### [WHAT YOU NEED TO DO]
Keep the wording of every entry exactly as it is while leaving the pictures out of your copy.

### [INFORMATION SHOWN]
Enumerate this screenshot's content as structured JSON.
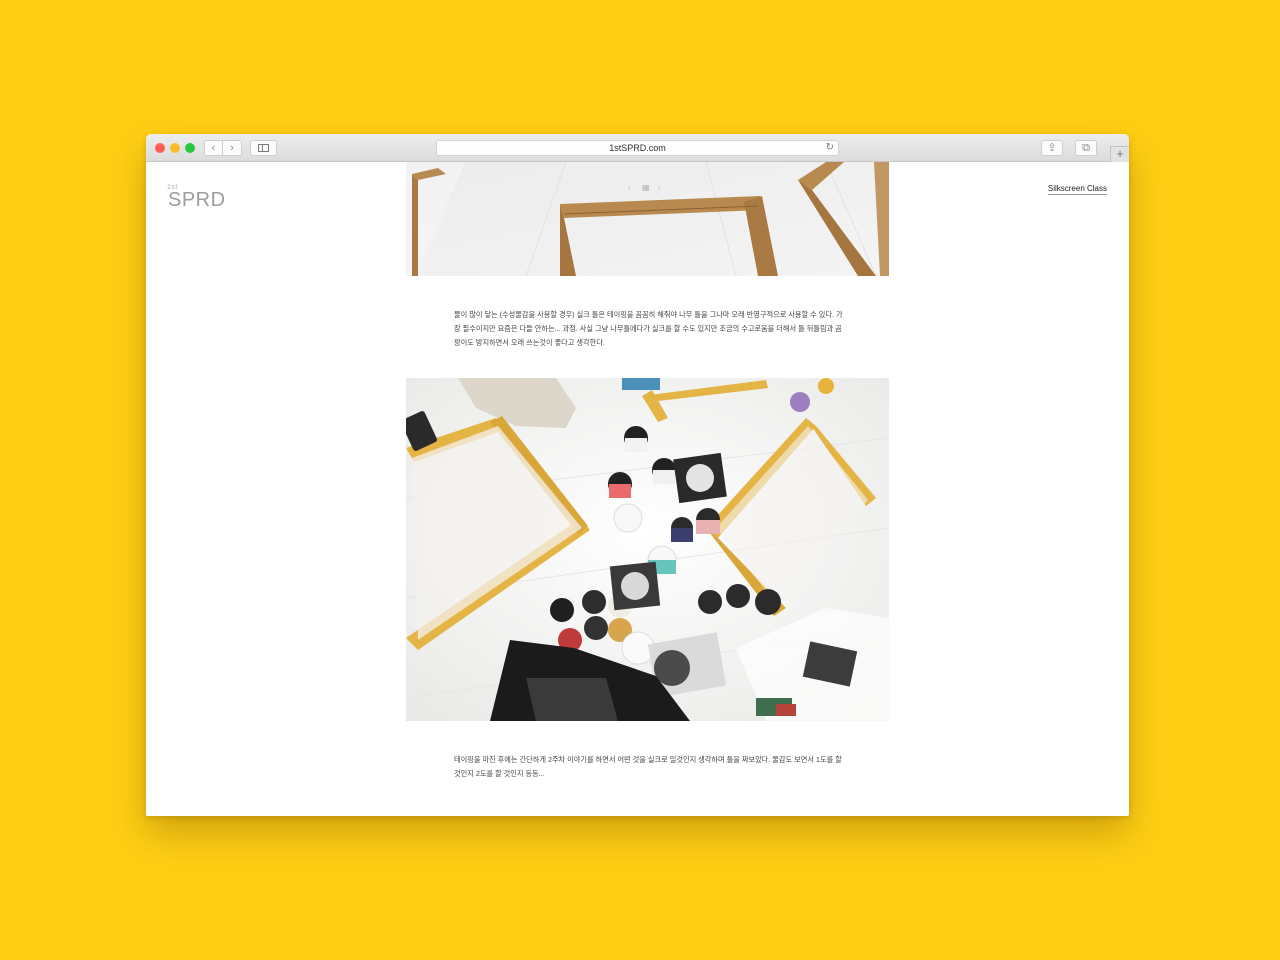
{
  "browser": {
    "url": "1stSPRD.com",
    "back_glyph": "‹",
    "forward_glyph": "›",
    "reload_glyph": "↻",
    "share_glyph": "⇪",
    "tabs_glyph": "⧉",
    "newtab_glyph": "+"
  },
  "site": {
    "logo_sup": "1st",
    "logo_main": "SPRD",
    "menu_link": "Silkscreen Class"
  },
  "gallery": {
    "nav_prev": "‹",
    "nav_grid": "▦",
    "nav_next": "›"
  },
  "article": {
    "paragraph1": "물이 많이 닿는 (수성물감을 사용할 경우) 실크 틀은 테이핑을 꼼꼼히 해줘야 나무 틀을 그나마 오래 반영구적으로 사용할 수 있다. 가장 필수이지만 요즘은 다들 안하는... 과정. 사실 그냥 나무틀에다가 실크를 할 수도 있지만 조금의 수고로움을 더해서 틀 뒤틀림과 곰팡이도 방지하면서 오래 쓰는것이 좋다고 생각한다.",
    "paragraph2": "테이핑을 마친 후에는 간단하게 2주차 이야기를 하면서 어떤 것을 실크로 밀것인지 생각하며 틀을 짜보았다. 물감도 보면서 1도를 할 것인지 2도를 할 것인지 등등..."
  },
  "colors": {
    "background": "#ffcf14",
    "window": "#ffffff",
    "frame_wood": "#b88a50",
    "frame_yellow": "#e4b445"
  },
  "icons": [
    "close-dot",
    "minimize-dot",
    "zoom-dot",
    "back-icon",
    "forward-icon",
    "sidebar-icon",
    "reload-icon",
    "share-icon",
    "tabs-icon",
    "new-tab-icon"
  ]
}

### [WORKED SOLUTION]
Enumerate this screenshot's content as structured JSON.
{
  "browser": {
    "url": "1stSPRD.com",
    "back_glyph": "‹",
    "forward_glyph": "›",
    "reload_glyph": "↻",
    "share_glyph": "⇪",
    "tabs_glyph": "⧉",
    "newtab_glyph": "+"
  },
  "site": {
    "logo_sup": "1st",
    "logo_main": "SPRD",
    "menu_link": "Silkscreen Class"
  },
  "gallery": {
    "nav_prev": "‹",
    "nav_grid": "▦",
    "nav_next": "›"
  },
  "article": {
    "paragraph1": "물이 많이 닿는 (수성물감을 사용할 경우) 실크 틀은 테이핑을 꼼꼼히 해줘야 나무 틀을 그나마 오래 반영구적으로 사용할 수 있다. 가장 필수이지만 요즘은 다들 안하는... 과정. 사실 그냥 나무틀에다가 실크를 할 수도 있지만 조금의 수고로움을 더해서 틀 뒤틀림과 곰팡이도 방지하면서 오래 쓰는것이 좋다고 생각한다.",
    "paragraph2": "테이핑을 마친 후에는 간단하게 2주차 이야기를 하면서 어떤 것을 실크로 밀것인지 생각하며 틀을 짜보았다. 물감도 보면서 1도를 할 것인지 2도를 할 것인지 등등..."
  },
  "colors": {
    "background": "#ffcf14",
    "window": "#ffffff",
    "frame_wood": "#b88a50",
    "frame_yellow": "#e4b445"
  },
  "icons": [
    "close-dot",
    "minimize-dot",
    "zoom-dot",
    "back-icon",
    "forward-icon",
    "sidebar-icon",
    "reload-icon",
    "share-icon",
    "tabs-icon",
    "new-tab-icon"
  ]
}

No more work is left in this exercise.